Aloe and Agave are two genera of drought-tolerant succulents that have similar appearances and care needs. The similarities arise because both adapted to live in hot, dry climates. Aloe and Agave, however, are not closely related and the similar climates in which they evolved are in different hemispheres of the world. Here, we'll take a look at the characteristics that distinguish the two groups.
|Black-Spined Agave (Agave macroacantha) by Baja Costero
Aloe and Agave are sometimes described as "Old World" and "New World" plants. Aloes originally evolved in Africa, primarily South Africa and Madagascar. Agaves, however, hail from the Americas, mainly Mexico and the southern United States. Both groups are now cultivated in dry regions the world over and smaller varieties like Agave 'Bon Petite' and Aloe vera make exceptional potted house plants for succulent lovers in all climates.
|Aloe vera, pink from stress at the end of a dry season, by Baja Costero
It's easy to confuse Aloe and Agave at first glance, but there are some typical physical differences that can point you in the right direction. For the most part, Agave are larger and spinier than Aloe. The spines on agaves are often painfully sharp, whereas the "teeth" that sometime line Aloe leaves are usually soft to the touch.
For a sure-fired diagnostic, try snapping a leaf in two. An Aloe will break easily, giving you access to the gel stored inside. Agave leaves, on the other hand, are extremely fibrous and sharp shears are required to cut them. In one variety, Agave sisalana, the sturdy fiber is harvested to make sisal rugs.
|Thread Agave (Agave Schidigera) by Baja Costero
Though both groups send up tall bloom stalks to unleash large, exotic flowers of red, orange, or yellow to attract pollinators, you are far more likely to see an aloe in bloom. Aloes are polycarpic, meaning they can bloom repeatedly. An aloe growing outdoors will typically produce a flower once a year between December and May and they can be tubular or bell-shaped.
Agave are monocarpic, which means there's only one chance for each plant to bloom. This once in a lifetime event is certainly a big deal, with the plant growing a bloom stalk up to 40 feet tall in under two months. The flowers can attract pollinators both big and small, but once the plant goes to seed it will slowly die. The dried, skeletal remains can last for years longer as a testament to the massive Agave.
|Aloe juvenna in bloom by Baja Costero

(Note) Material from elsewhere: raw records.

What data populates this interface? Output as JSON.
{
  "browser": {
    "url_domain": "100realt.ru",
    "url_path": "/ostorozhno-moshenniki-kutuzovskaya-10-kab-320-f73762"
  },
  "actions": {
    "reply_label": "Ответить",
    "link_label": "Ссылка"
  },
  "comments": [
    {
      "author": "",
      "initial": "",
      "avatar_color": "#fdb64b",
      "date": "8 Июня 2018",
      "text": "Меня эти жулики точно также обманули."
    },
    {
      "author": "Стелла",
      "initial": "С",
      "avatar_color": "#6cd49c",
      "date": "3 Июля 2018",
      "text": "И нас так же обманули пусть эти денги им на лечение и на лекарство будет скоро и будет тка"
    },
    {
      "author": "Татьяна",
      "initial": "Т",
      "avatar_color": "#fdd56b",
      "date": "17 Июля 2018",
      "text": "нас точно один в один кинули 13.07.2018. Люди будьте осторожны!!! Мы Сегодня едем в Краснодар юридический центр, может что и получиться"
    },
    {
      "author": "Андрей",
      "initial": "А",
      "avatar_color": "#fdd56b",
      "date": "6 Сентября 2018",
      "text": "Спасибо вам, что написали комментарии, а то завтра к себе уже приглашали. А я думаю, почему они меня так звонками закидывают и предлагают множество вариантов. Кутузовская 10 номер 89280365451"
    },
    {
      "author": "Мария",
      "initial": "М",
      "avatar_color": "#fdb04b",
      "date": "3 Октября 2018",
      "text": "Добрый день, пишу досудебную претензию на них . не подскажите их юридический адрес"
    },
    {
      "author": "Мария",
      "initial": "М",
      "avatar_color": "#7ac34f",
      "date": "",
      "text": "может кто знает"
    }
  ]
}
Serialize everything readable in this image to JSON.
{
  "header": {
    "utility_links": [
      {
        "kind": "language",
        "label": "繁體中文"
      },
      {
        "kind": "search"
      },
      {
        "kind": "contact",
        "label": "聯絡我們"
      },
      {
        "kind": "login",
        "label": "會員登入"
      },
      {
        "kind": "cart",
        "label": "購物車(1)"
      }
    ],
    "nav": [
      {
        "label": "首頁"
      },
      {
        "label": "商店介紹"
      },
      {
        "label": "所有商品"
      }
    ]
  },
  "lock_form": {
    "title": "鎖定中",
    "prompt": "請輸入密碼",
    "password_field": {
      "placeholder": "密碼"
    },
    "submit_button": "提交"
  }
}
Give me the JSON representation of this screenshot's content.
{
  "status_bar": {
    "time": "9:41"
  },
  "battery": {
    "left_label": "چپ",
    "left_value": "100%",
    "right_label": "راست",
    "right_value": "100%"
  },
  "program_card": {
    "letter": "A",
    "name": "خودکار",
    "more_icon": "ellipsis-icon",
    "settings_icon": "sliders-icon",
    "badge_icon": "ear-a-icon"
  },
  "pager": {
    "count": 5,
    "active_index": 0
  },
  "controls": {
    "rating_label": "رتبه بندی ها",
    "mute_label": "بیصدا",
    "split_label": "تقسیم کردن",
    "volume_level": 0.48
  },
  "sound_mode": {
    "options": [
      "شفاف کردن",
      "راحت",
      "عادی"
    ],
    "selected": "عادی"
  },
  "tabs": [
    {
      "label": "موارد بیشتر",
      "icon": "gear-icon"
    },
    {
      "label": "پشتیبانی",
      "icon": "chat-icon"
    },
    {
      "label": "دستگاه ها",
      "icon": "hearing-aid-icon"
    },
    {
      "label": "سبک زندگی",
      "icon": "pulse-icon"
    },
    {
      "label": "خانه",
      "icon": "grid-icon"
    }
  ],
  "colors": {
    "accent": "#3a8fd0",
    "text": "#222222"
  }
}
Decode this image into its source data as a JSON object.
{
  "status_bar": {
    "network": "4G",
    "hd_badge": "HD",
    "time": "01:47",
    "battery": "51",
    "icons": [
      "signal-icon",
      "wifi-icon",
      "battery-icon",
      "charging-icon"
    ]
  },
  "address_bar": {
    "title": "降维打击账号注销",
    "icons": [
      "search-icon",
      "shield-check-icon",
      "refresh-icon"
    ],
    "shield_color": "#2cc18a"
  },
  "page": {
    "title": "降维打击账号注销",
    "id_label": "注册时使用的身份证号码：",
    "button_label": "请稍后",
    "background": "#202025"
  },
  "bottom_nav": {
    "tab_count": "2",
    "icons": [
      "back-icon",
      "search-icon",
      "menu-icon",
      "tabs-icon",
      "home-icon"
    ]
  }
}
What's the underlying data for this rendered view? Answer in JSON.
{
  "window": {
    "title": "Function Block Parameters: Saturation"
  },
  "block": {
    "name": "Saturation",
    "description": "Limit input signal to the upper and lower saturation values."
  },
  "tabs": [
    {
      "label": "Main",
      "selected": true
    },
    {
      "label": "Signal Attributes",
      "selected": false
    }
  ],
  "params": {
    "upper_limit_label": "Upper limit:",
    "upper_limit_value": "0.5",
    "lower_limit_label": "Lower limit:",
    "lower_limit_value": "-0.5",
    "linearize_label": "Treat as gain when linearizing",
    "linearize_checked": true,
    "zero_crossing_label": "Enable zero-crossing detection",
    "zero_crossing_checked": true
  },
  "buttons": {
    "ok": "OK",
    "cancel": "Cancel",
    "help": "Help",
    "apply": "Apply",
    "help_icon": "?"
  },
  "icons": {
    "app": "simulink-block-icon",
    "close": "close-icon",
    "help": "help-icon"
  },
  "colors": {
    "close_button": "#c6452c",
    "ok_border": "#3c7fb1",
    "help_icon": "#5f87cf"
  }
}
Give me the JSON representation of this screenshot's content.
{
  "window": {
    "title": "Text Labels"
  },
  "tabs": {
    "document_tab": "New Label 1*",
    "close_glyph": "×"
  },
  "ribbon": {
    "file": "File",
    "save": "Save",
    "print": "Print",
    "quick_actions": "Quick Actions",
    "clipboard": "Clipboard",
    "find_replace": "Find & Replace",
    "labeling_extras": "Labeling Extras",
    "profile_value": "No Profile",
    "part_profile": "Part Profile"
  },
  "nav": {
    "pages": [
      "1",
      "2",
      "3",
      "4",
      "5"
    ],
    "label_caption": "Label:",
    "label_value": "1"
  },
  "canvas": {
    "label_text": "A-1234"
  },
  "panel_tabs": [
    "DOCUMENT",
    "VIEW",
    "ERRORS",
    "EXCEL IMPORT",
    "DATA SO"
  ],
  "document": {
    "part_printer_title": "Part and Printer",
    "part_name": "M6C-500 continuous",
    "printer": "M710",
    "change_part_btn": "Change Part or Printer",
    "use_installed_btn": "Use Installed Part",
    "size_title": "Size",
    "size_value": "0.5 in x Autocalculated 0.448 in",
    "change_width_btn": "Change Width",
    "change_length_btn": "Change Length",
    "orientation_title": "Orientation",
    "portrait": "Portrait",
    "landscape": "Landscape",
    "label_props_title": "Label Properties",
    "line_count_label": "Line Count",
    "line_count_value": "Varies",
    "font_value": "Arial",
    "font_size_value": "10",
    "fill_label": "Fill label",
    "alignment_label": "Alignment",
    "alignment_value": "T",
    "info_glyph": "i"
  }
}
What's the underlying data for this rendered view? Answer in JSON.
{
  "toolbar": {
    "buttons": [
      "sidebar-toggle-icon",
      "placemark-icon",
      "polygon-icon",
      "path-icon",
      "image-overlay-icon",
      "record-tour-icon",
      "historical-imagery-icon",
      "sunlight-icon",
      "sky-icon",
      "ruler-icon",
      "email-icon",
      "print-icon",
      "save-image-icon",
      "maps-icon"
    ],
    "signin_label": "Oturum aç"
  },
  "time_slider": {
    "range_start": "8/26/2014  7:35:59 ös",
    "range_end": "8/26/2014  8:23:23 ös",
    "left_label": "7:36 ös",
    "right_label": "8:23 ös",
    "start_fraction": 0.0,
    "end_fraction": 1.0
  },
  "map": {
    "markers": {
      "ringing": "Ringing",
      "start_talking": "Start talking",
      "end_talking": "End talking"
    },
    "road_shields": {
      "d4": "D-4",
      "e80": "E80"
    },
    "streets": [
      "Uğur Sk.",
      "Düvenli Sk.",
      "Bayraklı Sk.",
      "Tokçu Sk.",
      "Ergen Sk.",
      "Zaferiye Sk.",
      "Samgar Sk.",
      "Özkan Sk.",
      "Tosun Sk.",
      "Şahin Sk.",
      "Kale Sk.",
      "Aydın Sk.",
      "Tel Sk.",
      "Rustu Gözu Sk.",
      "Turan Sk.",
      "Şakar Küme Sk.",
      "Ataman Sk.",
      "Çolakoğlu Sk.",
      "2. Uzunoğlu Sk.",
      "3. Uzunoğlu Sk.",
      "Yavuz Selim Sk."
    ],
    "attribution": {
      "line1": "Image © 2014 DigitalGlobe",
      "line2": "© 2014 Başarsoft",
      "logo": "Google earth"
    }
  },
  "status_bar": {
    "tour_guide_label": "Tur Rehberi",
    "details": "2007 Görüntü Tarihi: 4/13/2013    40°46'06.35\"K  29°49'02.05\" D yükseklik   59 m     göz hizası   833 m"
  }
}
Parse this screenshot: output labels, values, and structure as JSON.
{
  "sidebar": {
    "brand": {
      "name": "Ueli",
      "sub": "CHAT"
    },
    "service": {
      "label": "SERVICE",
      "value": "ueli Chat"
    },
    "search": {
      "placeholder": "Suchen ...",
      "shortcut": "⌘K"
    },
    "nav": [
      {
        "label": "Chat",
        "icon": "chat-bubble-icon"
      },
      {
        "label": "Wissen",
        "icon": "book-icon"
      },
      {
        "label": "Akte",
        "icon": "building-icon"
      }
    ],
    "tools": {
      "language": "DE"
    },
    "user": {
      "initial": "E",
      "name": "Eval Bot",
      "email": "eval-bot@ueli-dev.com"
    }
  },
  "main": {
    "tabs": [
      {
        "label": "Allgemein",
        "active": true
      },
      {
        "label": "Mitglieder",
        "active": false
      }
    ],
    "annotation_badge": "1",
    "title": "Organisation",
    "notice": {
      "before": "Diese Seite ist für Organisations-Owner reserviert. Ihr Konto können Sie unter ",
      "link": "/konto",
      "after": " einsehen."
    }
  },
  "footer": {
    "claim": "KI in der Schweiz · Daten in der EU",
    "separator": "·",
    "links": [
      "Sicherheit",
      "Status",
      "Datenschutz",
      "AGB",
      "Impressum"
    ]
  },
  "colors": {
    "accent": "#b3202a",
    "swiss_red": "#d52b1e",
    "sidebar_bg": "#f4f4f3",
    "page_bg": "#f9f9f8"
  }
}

Most succulents use the warmer summer months to put on growth and then go partially or fully dormant in the winter. Agave falls into this seasonal growth pattern, but Aloe has a different strategy. For Aloe, the growing season comes in the cool months of winter and ends with a flower in late winter or early spring. As a grower, these patterns are important to understand because a plant has different care needs during its growing and dormant seasons. While a succulent needs access to nutrients and water in order to grow, a dormant succulent is not taking in water for growth and is more susceptible to rot. This is why, under outdoor, seasonal conditions, Aloe need supplemental water in the winter while Agave should be kept dry to prevent standing water.
|Hedgehog Agave (Agave stricta) with the remains of its bloom stalk by Baja Costero